Take the line containing "Output a JSON" and every line below it through the end of the entries, and output them verbatim, pictures excluded.

[Extracted information Boundary: Start]

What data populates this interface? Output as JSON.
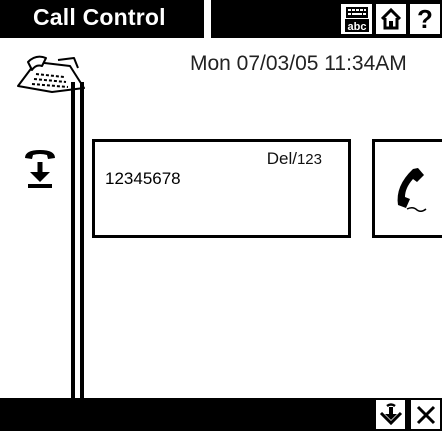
{
  "window": {
    "title": "Call Control"
  },
  "status": {
    "datetime": "Mon 07/03/05 11:34AM"
  },
  "call": {
    "line_prefix": "Del/",
    "line_number": "123",
    "number": "12345678"
  },
  "icons": {
    "device": "phone-fax-icon",
    "keyboard": "keyboard-abc-icon",
    "home": "home-icon",
    "help": "help-icon",
    "pickup": "handset-download-icon",
    "call": "handset-icon",
    "acknowledge": "hold-arrow-icon",
    "close": "close-icon"
  },
  "help_glyph": "?"
}
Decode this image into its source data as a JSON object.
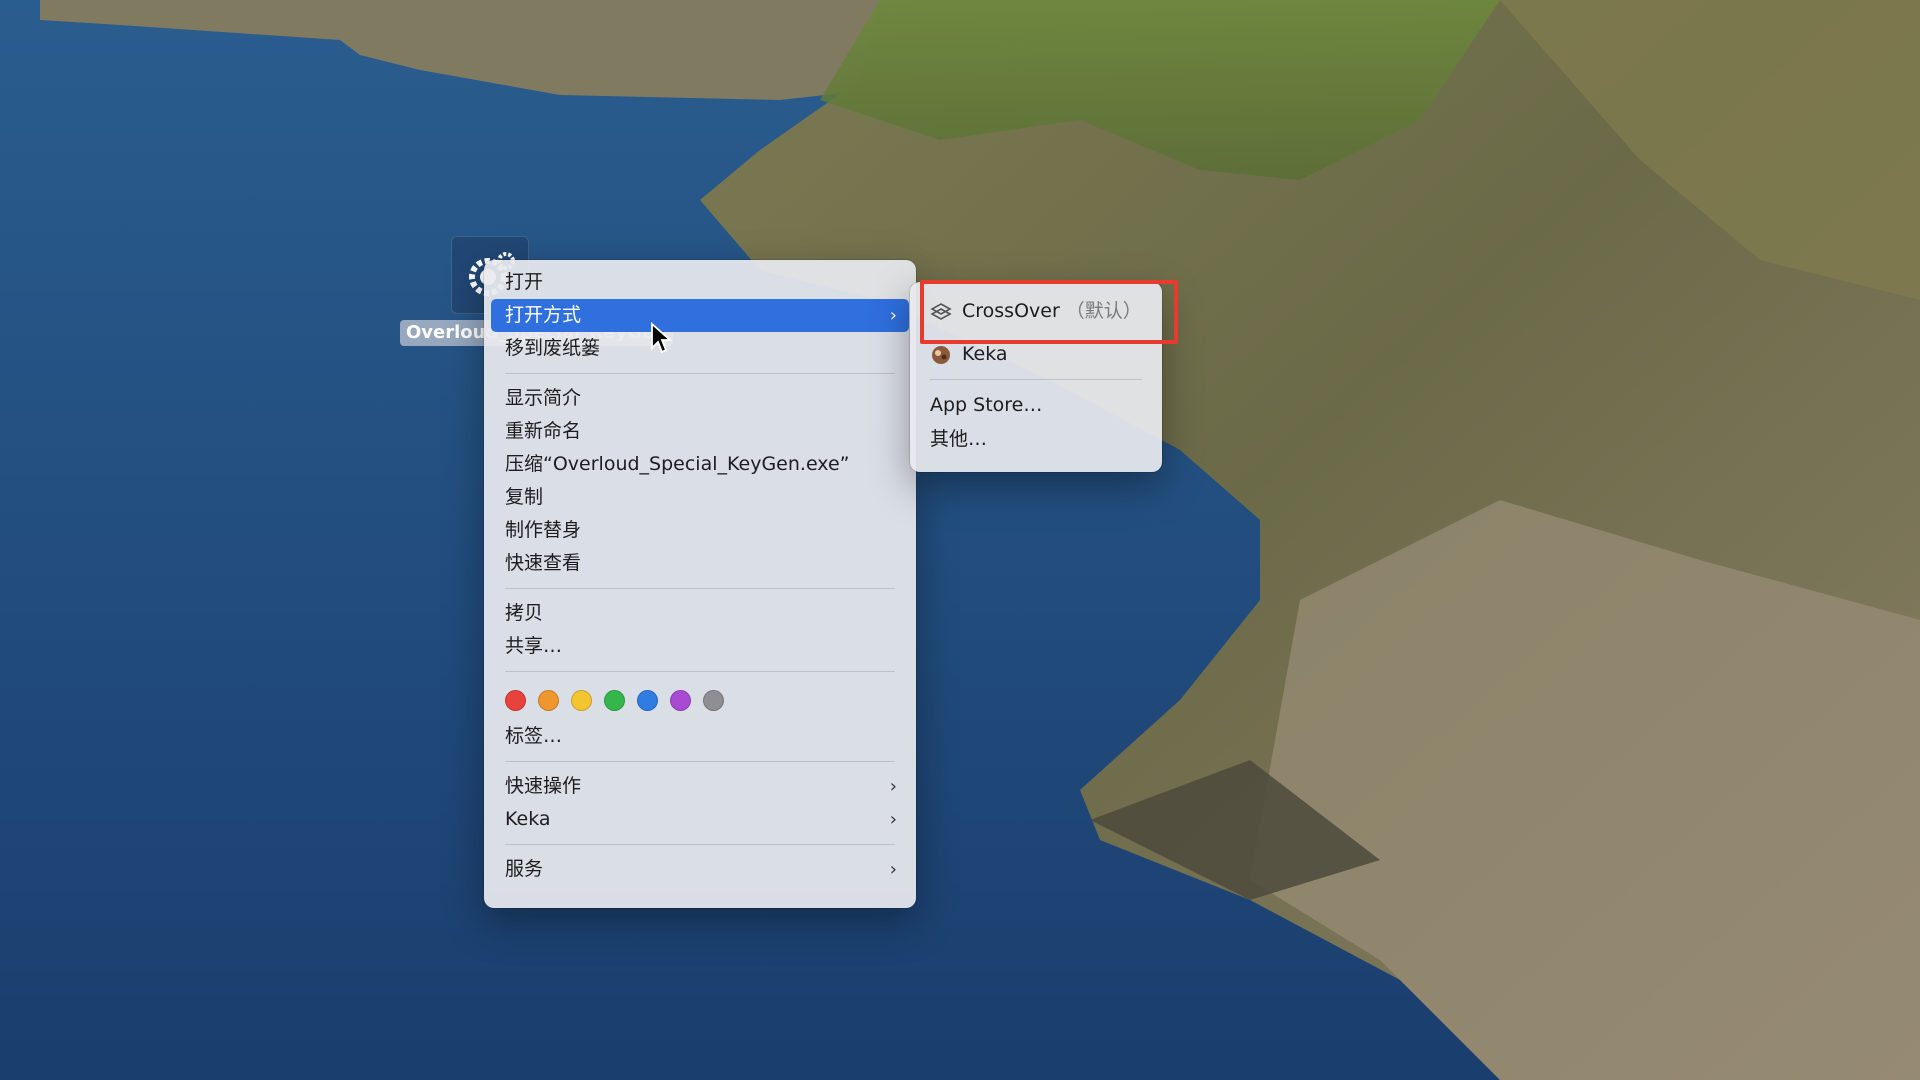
{
  "desktop": {
    "file_icon_name": "gear-exe-icon",
    "file_label": "Overloud_Special_KeyGen"
  },
  "context_menu": {
    "items_top": [
      {
        "label": "打开",
        "submenu": false,
        "active": false
      },
      {
        "label": "打开方式",
        "submenu": true,
        "active": true
      },
      {
        "label": "移到废纸篓",
        "submenu": false,
        "active": false
      }
    ],
    "items_info": [
      {
        "label": "显示简介"
      },
      {
        "label": "重新命名"
      },
      {
        "label": "压缩“Overloud_Special_KeyGen.exe”"
      },
      {
        "label": "复制"
      },
      {
        "label": "制作替身"
      },
      {
        "label": "快速查看"
      }
    ],
    "items_share": [
      {
        "label": "拷贝"
      },
      {
        "label": "共享…"
      }
    ],
    "tag_colors": [
      "#e9423c",
      "#f0962e",
      "#f2c531",
      "#35b64b",
      "#2f7de0",
      "#a94bd2",
      "#8e8e93"
    ],
    "tags_label": "标签…",
    "items_actions": [
      {
        "label": "快速操作"
      },
      {
        "label": "Keka"
      }
    ],
    "services_label": "服务",
    "chevron": "›"
  },
  "open_with_submenu": {
    "apps": [
      {
        "name": "CrossOver",
        "suffix": "（默认）",
        "icon": "crossover-icon"
      },
      {
        "name": "Keka",
        "suffix": "",
        "icon": "keka-icon"
      }
    ],
    "app_store_label": "App Store…",
    "other_label": "其他…"
  },
  "annotation": {
    "color": "#e63b2e"
  }
}
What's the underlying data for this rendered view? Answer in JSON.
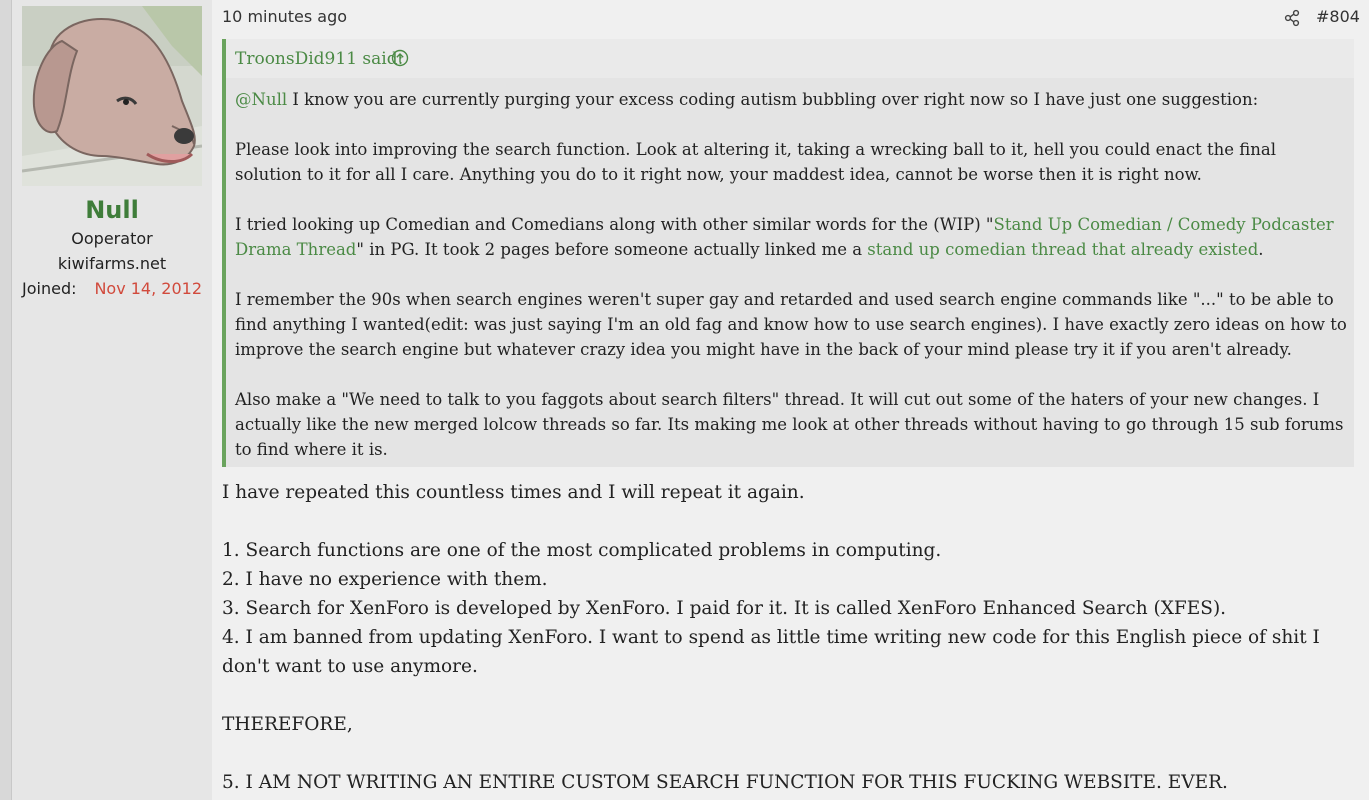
{
  "user": {
    "name": "Null",
    "title": "Ooperator",
    "banner": "kiwifarms.net",
    "joined_label": "Joined:",
    "joined_value": "Nov 14, 2012",
    "avatar_icon": "dog-avatar-icon"
  },
  "post": {
    "time": "10 minutes ago",
    "number": "#804",
    "share_icon": "share-icon"
  },
  "quote": {
    "author": "TroonsDid911 said:",
    "up_icon": "arrow-up-circle-icon",
    "p1_mention": "@Null",
    "p1_text": " I know you are currently purging your excess coding autism bubbling over right now so I have just one suggestion:",
    "p2": "Please look into improving the search function. Look at altering it, taking a wrecking ball to it, hell you could enact the final solution to it for all I care. Anything you do to it right now, your maddest idea, cannot be worse then it is right now.",
    "p3_a": "I tried looking up Comedian and Comedians along with other similar words for the (WIP) \"",
    "p3_link1": "Stand Up Comedian / Comedy Podcaster Drama Thread",
    "p3_b": "\" in PG. It took 2 pages before someone actually linked me a ",
    "p3_link2": "stand up comedian thread that already existed",
    "p3_c": ".",
    "p4": "I remember the 90s when search engines weren't super gay and retarded and used search engine commands like \"...\" to be able to find anything I wanted(edit: was just saying I'm an old fag and know how to use search engines). I have exactly zero ideas on how to improve the search engine but whatever crazy idea you might have in the back of your mind please try it if you aren't already.",
    "p5": "Also make a \"We need to talk to you faggots about search filters\" thread. It will cut out some of the haters of your new changes. I actually like the new merged lolcow threads so far. Its making me look at other threads without having to go through 15 sub forums to find where it is."
  },
  "body": {
    "intro": "I have repeated this countless times and I will repeat it again.",
    "item1": "1. Search functions are one of the most complicated problems in computing.",
    "item2": "2. I have no experience with them.",
    "item3": "3. Search for XenForo is developed by XenForo. I paid for it. It is called XenForo Enhanced Search (XFES).",
    "item4": "4. I am banned from updating XenForo. I want to spend as little time writing new code for this English piece of shit I don't want to use anymore.",
    "therefore": "THEREFORE,",
    "item5": "5. I AM NOT WRITING AN ENTIRE CUSTOM SEARCH FUNCTION FOR THIS FUCKING WEBSITE. EVER."
  },
  "colors": {
    "accent_green": "#4b8a45",
    "username_green": "#3f7d3a",
    "joined_red": "#d14a3c",
    "quote_border": "#6aa35d"
  }
}
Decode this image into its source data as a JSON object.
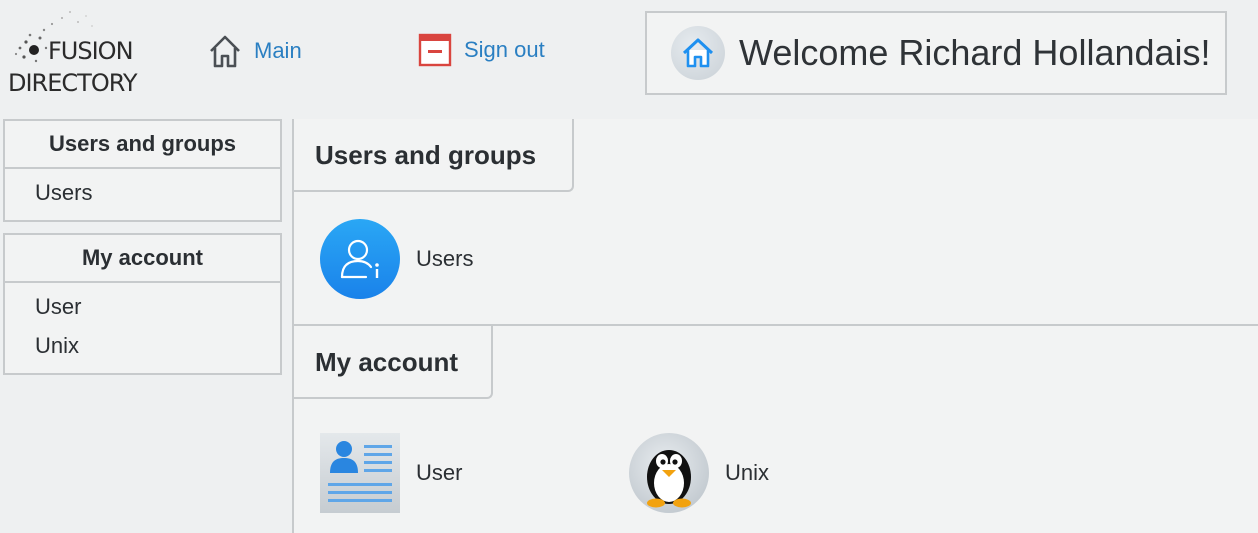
{
  "header": {
    "logo": {
      "line1": "FUSION",
      "line2": "DIRECTORY"
    },
    "nav": {
      "main_label": "Main",
      "signout_label": "Sign out"
    },
    "welcome_text": "Welcome Richard Hollandais!"
  },
  "sidebar": {
    "groups": [
      {
        "title": "Users and groups",
        "items": [
          {
            "label": "Users"
          }
        ]
      },
      {
        "title": "My account",
        "items": [
          {
            "label": "User"
          },
          {
            "label": "Unix"
          }
        ]
      }
    ]
  },
  "main": {
    "sections": [
      {
        "title": "Users and groups",
        "tiles": [
          {
            "label": "Users",
            "icon": "user-info-icon"
          }
        ]
      },
      {
        "title": "My account",
        "tiles": [
          {
            "label": "User",
            "icon": "id-card-icon"
          },
          {
            "label": "Unix",
            "icon": "penguin-icon"
          }
        ]
      }
    ]
  },
  "colors": {
    "link": "#2a7fc2",
    "background": "#eef0f1",
    "panel": "#f2f3f3",
    "border": "#c7cacc",
    "users_icon": "#1e90f0",
    "signout_icon": "#d9453f"
  }
}
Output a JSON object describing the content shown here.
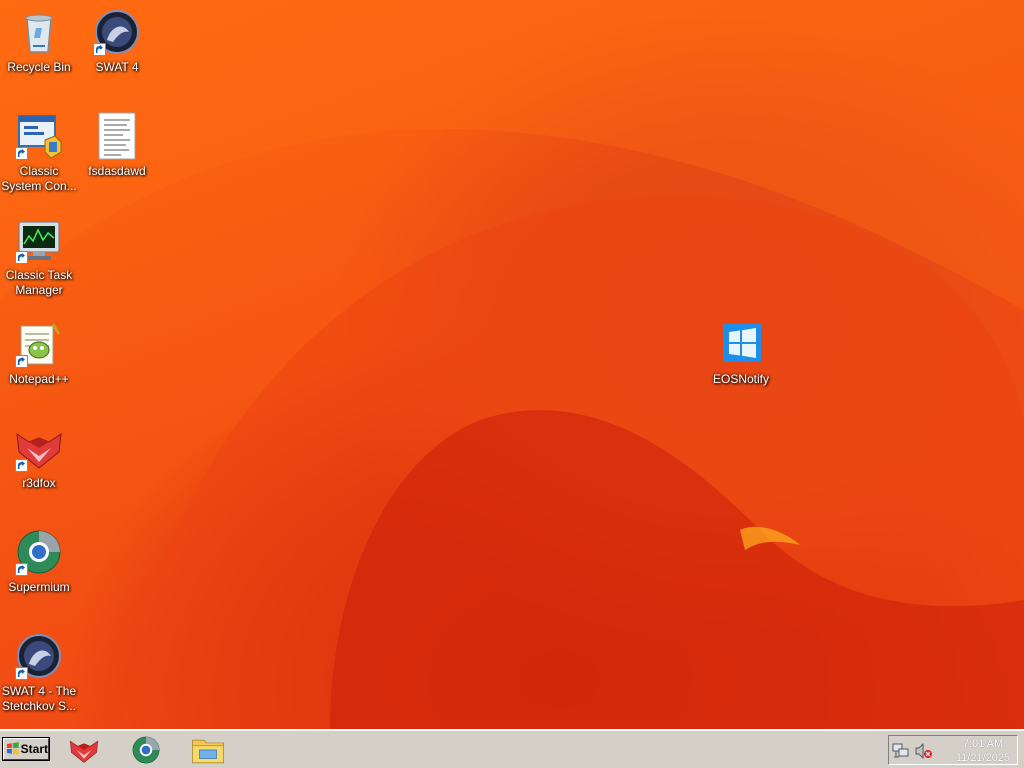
{
  "desktop": {
    "icons": [
      {
        "label": "Recycle Bin",
        "icon": "recycle-bin-icon"
      },
      {
        "label": "SWAT 4",
        "icon": "swat4-icon"
      },
      {
        "label": "Classic System Con...",
        "icon": "control-panel-icon"
      },
      {
        "label": "fsdasdawd",
        "icon": "text-document-icon"
      },
      {
        "label": "Classic Task Manager",
        "icon": "task-manager-icon"
      },
      {
        "label": "Notepad++",
        "icon": "notepad-plus-plus-icon"
      },
      {
        "label": "r3dfox",
        "icon": "r3dfox-icon"
      },
      {
        "label": "Supermium",
        "icon": "supermium-icon"
      },
      {
        "label": "SWAT 4 - The Stetchkov S...",
        "icon": "swat4-expansion-icon"
      },
      {
        "label": "EOSNotify",
        "icon": "windows-logo-icon"
      }
    ]
  },
  "taskbar": {
    "start_label": "Start",
    "pinned": [
      {
        "name": "r3dfox",
        "icon": "r3dfox-icon"
      },
      {
        "name": "Supermium",
        "icon": "supermium-icon"
      },
      {
        "name": "File Explorer",
        "icon": "folder-icon"
      }
    ],
    "tray": {
      "network_icon": "network-icon",
      "volume_icon": "volume-muted-icon",
      "time": "7:01 AM",
      "date": "11/21/2025"
    }
  },
  "colors": {
    "wallpaper_primary": "#f85c12",
    "wallpaper_dark": "#d42a0c",
    "taskbar": "#d4d0c8"
  }
}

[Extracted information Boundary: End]

Answer to the problem:
Output a JSON object describing the content shown here.
{
  "desktop": {
    "icons": [
      {
        "label": "Recycle Bin",
        "icon": "recycle-bin-icon"
      },
      {
        "label": "SWAT 4",
        "icon": "swat4-icon"
      },
      {
        "label": "Classic System Con...",
        "icon": "control-panel-icon"
      },
      {
        "label": "fsdasdawd",
        "icon": "text-document-icon"
      },
      {
        "label": "Classic Task Manager",
        "icon": "task-manager-icon"
      },
      {
        "label": "Notepad++",
        "icon": "notepad-plus-plus-icon"
      },
      {
        "label": "r3dfox",
        "icon": "r3dfox-icon"
      },
      {
        "label": "Supermium",
        "icon": "supermium-icon"
      },
      {
        "label": "SWAT 4 - The Stetchkov S...",
        "icon": "swat4-expansion-icon"
      },
      {
        "label": "EOSNotify",
        "icon": "windows-logo-icon"
      }
    ]
  },
  "taskbar": {
    "start_label": "Start",
    "pinned": [
      {
        "name": "r3dfox",
        "icon": "r3dfox-icon"
      },
      {
        "name": "Supermium",
        "icon": "supermium-icon"
      },
      {
        "name": "File Explorer",
        "icon": "folder-icon"
      }
    ],
    "tray": {
      "network_icon": "network-icon",
      "volume_icon": "volume-muted-icon",
      "time": "7:01 AM",
      "date": "11/21/2025"
    }
  },
  "colors": {
    "wallpaper_primary": "#f85c12",
    "wallpaper_dark": "#d42a0c",
    "taskbar": "#d4d0c8"
  }
}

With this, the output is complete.